Tom Lloyd, the former chief constable of Cambridgeshire Police, called for the decriminalisation of all drugs, saying that giving youngsters criminal records simply was not working.
Those who engage in "youthful experimentation" with drugs should be afforded the same discretion as ministers and shadow ministers who admit youthful experimentation in their past, he said.
"It seems hypocritical to saddle a young person with a criminal conviction that could blight their lives," Lloyd said.
Giving evidence to MPs on the Commons Home Affairs Select Committee, Lloyd said: "Drug dealers all over the world are laughing at law enforcement."
They like the status quo "because it elevates the price" of their drugs and boosts their profits, he said.
If 20% of dealers' drugs were intercepted at the UK's borders, "that's not a bad tax rate", he added.
Lloyd said increasing the risk to their business "has not worked", but authorities could reduce drugs gangs' profits by increasing the supply.
"Prohibition creates an illegal dealing market", leading to problems for those in communities living near dealers, he said.
"That's why I want the end of prohibition and the start of control and regulation so we don't have dealers on the street."
His comments come after Justice Secretary Ken Clarke told MPs last week that the war on drugs was not working.

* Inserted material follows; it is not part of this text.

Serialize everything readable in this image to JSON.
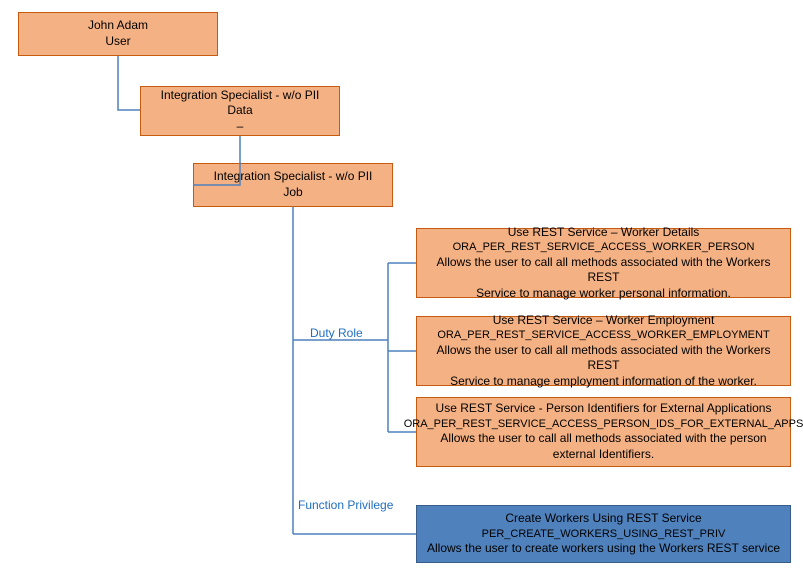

Clarke delivered his gloomy assessment when asked at the home affairs select committee what his long ministerial experience of dealing with the issue had taught him.